WORK INSTRUCTIONS =>
Every line of the following records that includes "title" should be copied.

"""

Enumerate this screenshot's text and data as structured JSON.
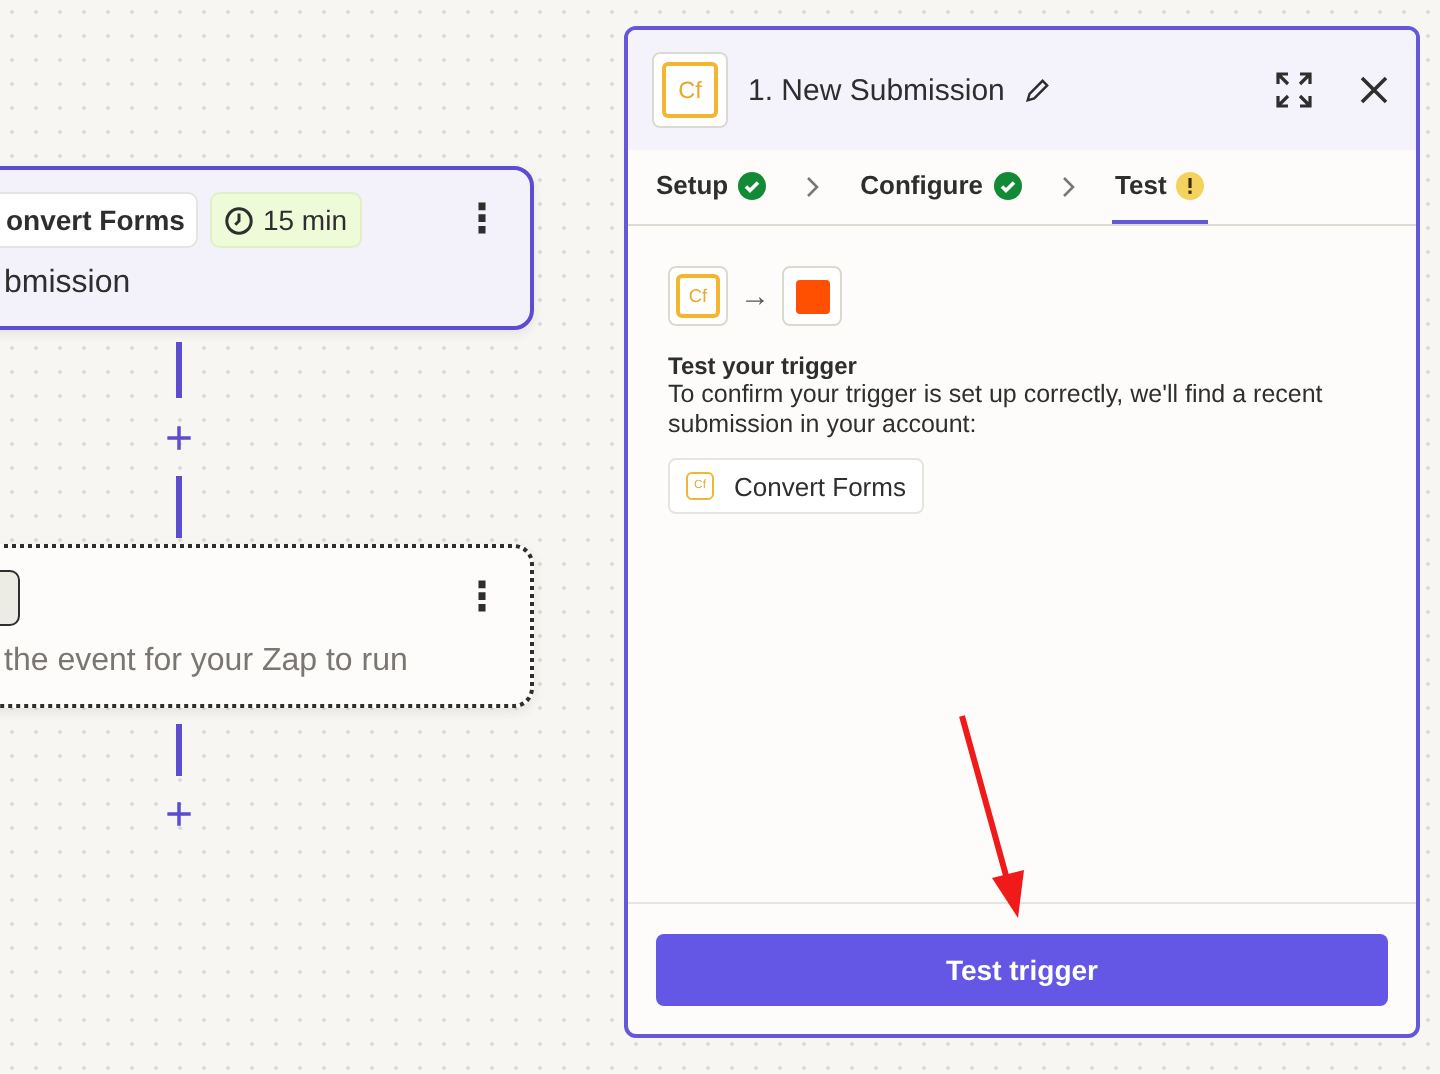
{
  "canvas": {
    "trigger_step": {
      "app_badge": "onvert Forms",
      "time_badge": "15 min",
      "title": "bmission",
      "menu": "⋮"
    },
    "action_step": {
      "description": "the event for your Zap to run",
      "menu": "⋮"
    },
    "add_buttons": [
      "+",
      "+"
    ]
  },
  "panel": {
    "icon_text": "Cf",
    "title": "1. New Submission",
    "steps": [
      {
        "label": "Setup",
        "kind": "done",
        "selected": false
      },
      {
        "label": "Configure",
        "kind": "done",
        "selected": false
      },
      {
        "label": "Test",
        "kind": "warning",
        "selected": true
      }
    ],
    "flow_icons": {
      "source_text": "Cf",
      "arrow": "→"
    },
    "heading": "Test your trigger",
    "body": "To confirm your trigger is set up correctly, we'll find a recent submission in your account:",
    "account": {
      "icon_text": "Cf",
      "label": "Convert Forms"
    },
    "button": "Test trigger"
  },
  "annotation": {
    "kind": "arrow",
    "color": "#f01a1a"
  }
}
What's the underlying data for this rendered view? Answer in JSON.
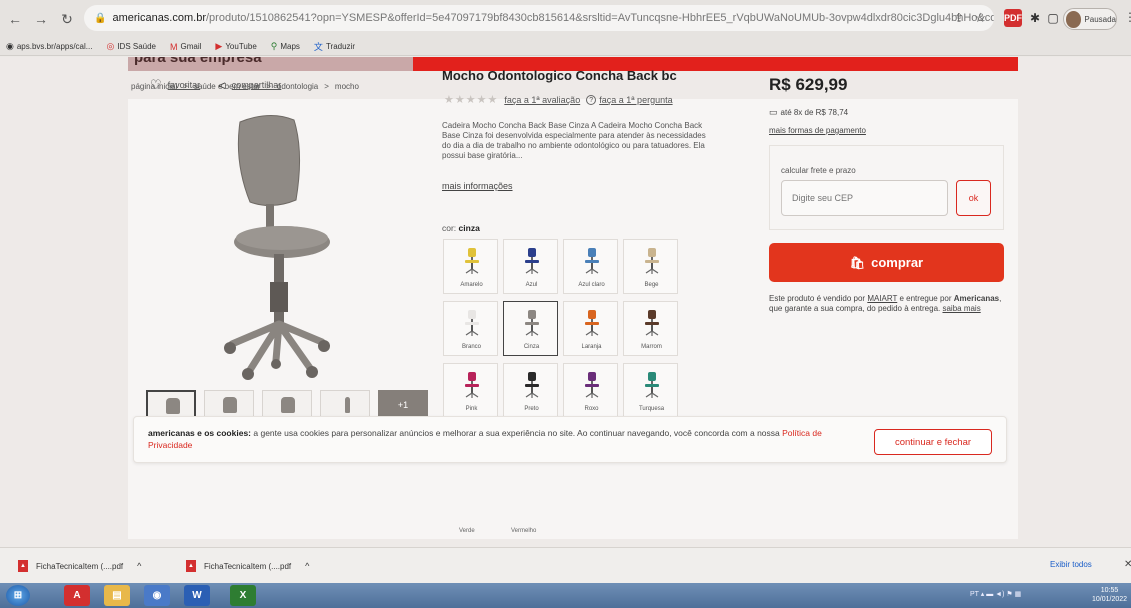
{
  "browser": {
    "url_host": "americanas.com.br",
    "url_path": "/produto/1510862541?opn=YSMESP&offerId=5e47097179bf8430cb815614&srsltid=AvTuncqsne-HbhrEE5_rVqbUWaNoUMUb-3ovpw4dlxdr80cic3Dglu4bhHo&cor=Ci...",
    "profile_label": "Pausada",
    "bookmarks": [
      "aps.bvs.br/apps/cal...",
      "IDS Saúde",
      "Gmail",
      "YouTube",
      "Maps",
      "Traduzir"
    ]
  },
  "banner": {
    "text": "para sua empresa"
  },
  "breadcrumb": [
    "página inicial",
    ">",
    "saúde e bem estar",
    ">",
    "odontologia",
    ">",
    "mocho"
  ],
  "actions": {
    "favorite": "favoritar",
    "share": "compartilhar"
  },
  "thumbs": {
    "more_label": "+1"
  },
  "product": {
    "title": "Mocho Odontologico Concha Back bc",
    "stars": "★★★★★",
    "rate_link": "faça a 1ª avaliação",
    "question_icon": "?",
    "question_link": "faça a 1ª pergunta",
    "description": "Cadeira Mocho Concha Back Base Cinza A Cadeira Mocho Concha Back Base Cinza foi desenvolvida especialmente para atender às necessidades do dia a dia de trabalho no ambiente odontológico ou para tatuadores. Ela possui base giratória...",
    "more_info": "mais informações",
    "color_label": "cor:",
    "color_value": "cinza"
  },
  "colors": [
    {
      "name": "Amarelo",
      "hex": "#e0c23a"
    },
    {
      "name": "Azul",
      "hex": "#2b3f8c"
    },
    {
      "name": "Azul claro",
      "hex": "#4a80b8"
    },
    {
      "name": "Bege",
      "hex": "#c9b48f"
    },
    {
      "name": "Branco",
      "hex": "#e8e6e4"
    },
    {
      "name": "Cinza",
      "hex": "#8c8782"
    },
    {
      "name": "Laranja",
      "hex": "#d9651f"
    },
    {
      "name": "Marrom",
      "hex": "#5a3b2a"
    },
    {
      "name": "Pink",
      "hex": "#b8235a"
    },
    {
      "name": "Preto",
      "hex": "#2a2a2a"
    },
    {
      "name": "Roxo",
      "hex": "#6a2e7a"
    },
    {
      "name": "Turquesa",
      "hex": "#2a8a78"
    }
  ],
  "colors_below": [
    "Verde",
    "Vermelho"
  ],
  "offer": {
    "price": "R$ 629,99",
    "installments": "até 8x de R$ 78,74",
    "more_payment": "mais formas de pagamento",
    "shipping_label": "calcular frete e prazo",
    "cep_placeholder": "Digite seu CEP",
    "ok_label": "ok",
    "buy_label": "comprar",
    "seller_pre": "Este produto é vendido por",
    "seller_name": "MAIART",
    "seller_mid": "e entregue por",
    "seller_store": "Americanas",
    "seller_post": ", que garante a sua compra, do pedido à entrega.",
    "know_more": "saiba mais"
  },
  "cookie": {
    "bold": "americanas e os cookies:",
    "text": " a gente usa cookies para personalizar anúncios e melhorar a sua experiência no site. Ao continuar navegando, você concorda com a nossa ",
    "link": "Política de Privacidade",
    "button": "continuar e fechar"
  },
  "downloads": {
    "items": [
      "FichaTecnicaItem (....pdf",
      "FichaTecnicaItem (....pdf"
    ],
    "show_all": "Exibir todos"
  },
  "taskbar": {
    "lang": "PT",
    "time": "10:55",
    "date": "10/01/2022"
  }
}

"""

WRITTEN REPLY =>
      "title": "bmission",
    "title": "1. New Submission",
    "title": "Mocho Odontologico Concha Back bc",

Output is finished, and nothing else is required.